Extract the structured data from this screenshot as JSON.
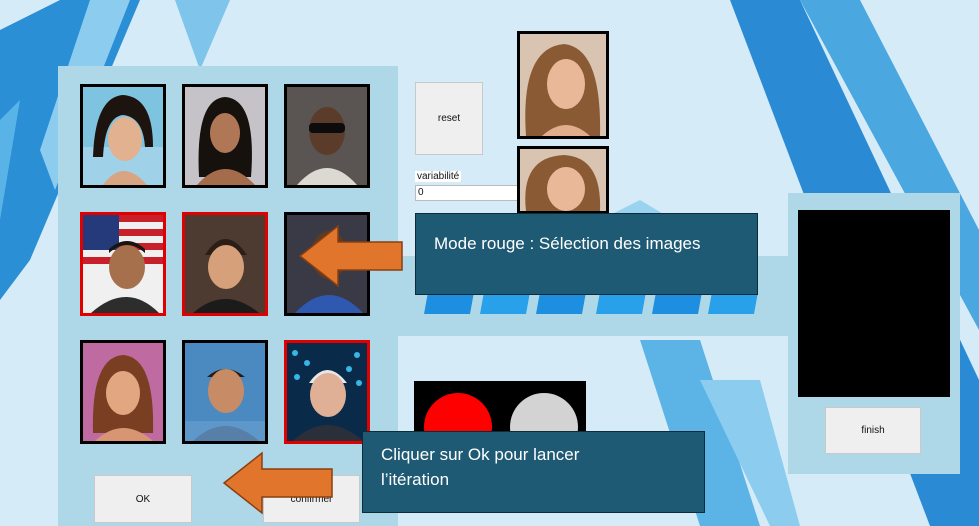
{
  "buttons": {
    "reset": "reset",
    "ok": "OK",
    "confirm": "confirmer",
    "finish": "finish"
  },
  "variability": {
    "label": "variabilité",
    "value": "0"
  },
  "callouts": {
    "red_mode": "Mode rouge : Sélection des images",
    "click_ok": "Cliquer sur Ok pour lancer l’itération"
  },
  "grid": [
    {
      "selected": false
    },
    {
      "selected": false
    },
    {
      "selected": false
    },
    {
      "selected": true
    },
    {
      "selected": true
    },
    {
      "selected": false
    },
    {
      "selected": false
    },
    {
      "selected": false
    },
    {
      "selected": true
    }
  ],
  "indicators": {
    "left_light_color": "#ff0000",
    "right_light_color": "#d3d3d3"
  },
  "colors": {
    "panel": "#aed8e8",
    "callout": "#1e5a74",
    "arrow": "#e2752c",
    "selected_border": "#e00000"
  }
}
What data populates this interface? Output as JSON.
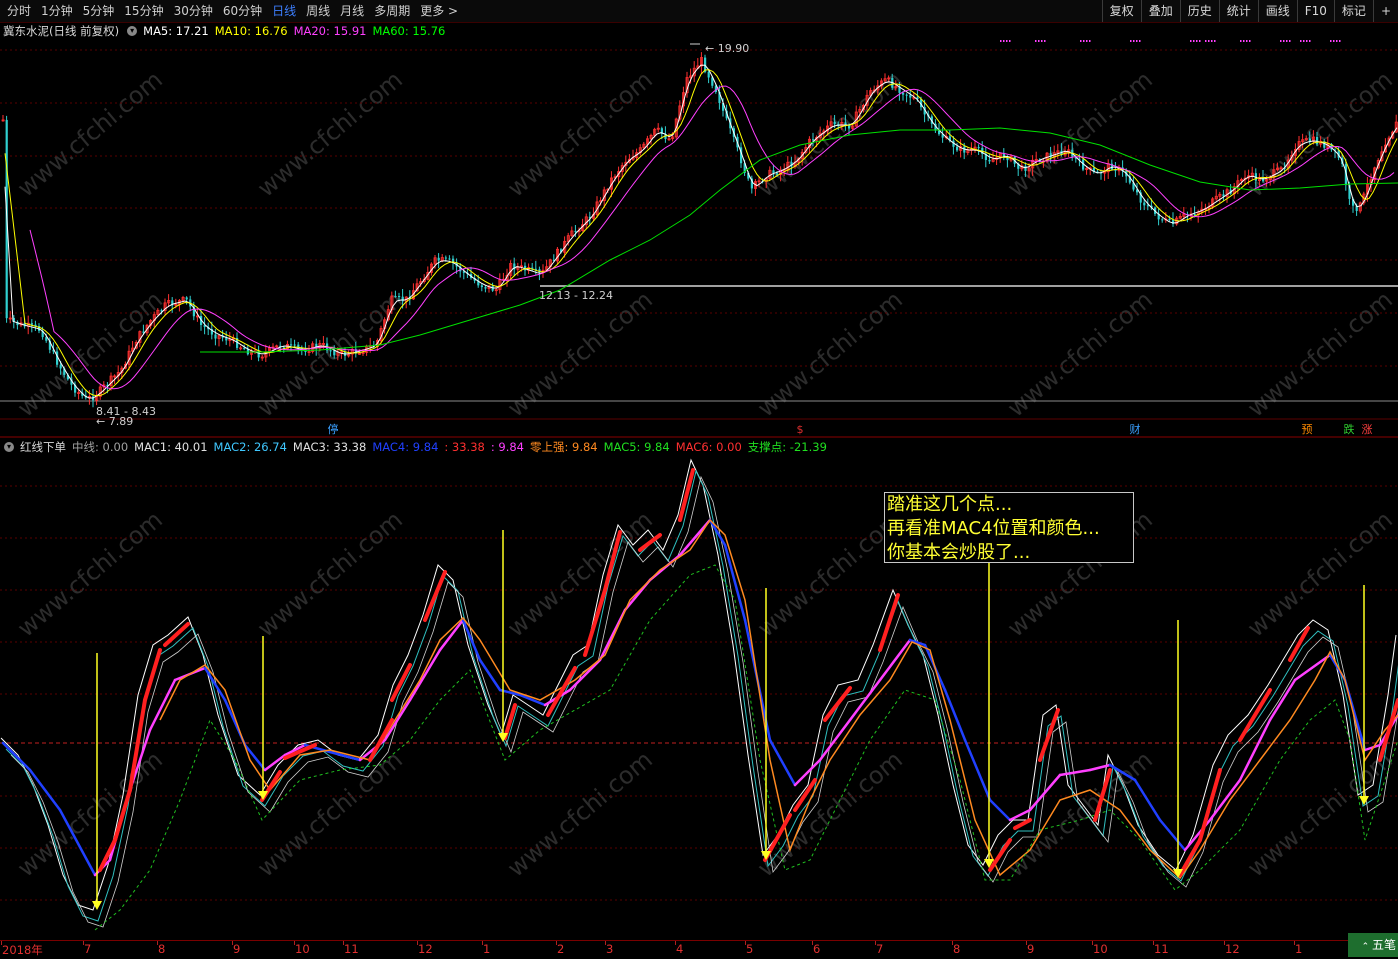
{
  "toolbar": {
    "periods": [
      "分时",
      "1分钟",
      "5分钟",
      "15分钟",
      "30分钟",
      "60分钟",
      "日线",
      "周线",
      "月线",
      "多周期",
      "更多 >"
    ],
    "active_period": "日线",
    "right_buttons": [
      "复权",
      "叠加",
      "历史",
      "统计",
      "画线",
      "F10",
      "标记",
      "+"
    ]
  },
  "price_panel": {
    "title": "冀东水泥(日线 前复权)",
    "ma5": "MA5: 17.21",
    "ma10": "MA10: 16.76",
    "ma20": "MA20: 15.91",
    "ma60": "MA60: 15.76",
    "high_label": "19.90",
    "support_label": "12.13 - 12.24",
    "low_range_label": "8.41 - 8.43",
    "low_label": "7.89",
    "colors": {
      "ma5": "#ffffff",
      "ma10": "#ffff00",
      "ma20": "#ff40ff",
      "ma60": "#00ff00"
    }
  },
  "markers": [
    {
      "text": "停",
      "color": "#3aa0ff"
    },
    {
      "text": "$",
      "color": "#e03030"
    },
    {
      "text": "财",
      "color": "#3aa0ff"
    },
    {
      "text": "预",
      "color": "#ff8a00"
    },
    {
      "text": "跌",
      "color": "#30d030"
    },
    {
      "text": "涨",
      "color": "#ff4040"
    }
  ],
  "indicator_panel": {
    "name": "红线下单",
    "zx": "中线: 0.00",
    "mac1": "MAC1: 40.01",
    "mac2": "MAC2: 26.74",
    "mac3": "MAC3: 33.38",
    "mac4": "MAC4: 9.84",
    "v1": ": 33.38",
    "v2": ": 9.84",
    "lsq": "零上强: 9.84",
    "mac5": "MAC5: 9.84",
    "mac6": "MAC6: 0.00",
    "zcd": "支撑点: -21.39",
    "colors": {
      "mac4_up": "#ff2020",
      "mac4_down": "#2040ff",
      "mac4_rise": "#ff40ff",
      "mac3": "#ff8a20",
      "mac5": "#00c000"
    }
  },
  "annotation": {
    "lines": [
      "踏准这几个点...",
      "再看准MAC4位置和颜色...",
      "你基本会炒股了..."
    ]
  },
  "x_axis": {
    "labels": [
      "2018年",
      "7",
      "8",
      "9",
      "10",
      "11",
      "12",
      "1",
      "2",
      "3",
      "4",
      "5",
      "6",
      "7",
      "8",
      "9",
      "10",
      "11",
      "12",
      "1"
    ]
  },
  "corner_button": "五笔",
  "watermark": "www.cfchi.com"
}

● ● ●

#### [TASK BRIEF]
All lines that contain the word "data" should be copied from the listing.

#### [FINISHED EXERCISE]
Extract the structured data from this screenshot as JSON.
What data populates this interface? Output as JSON.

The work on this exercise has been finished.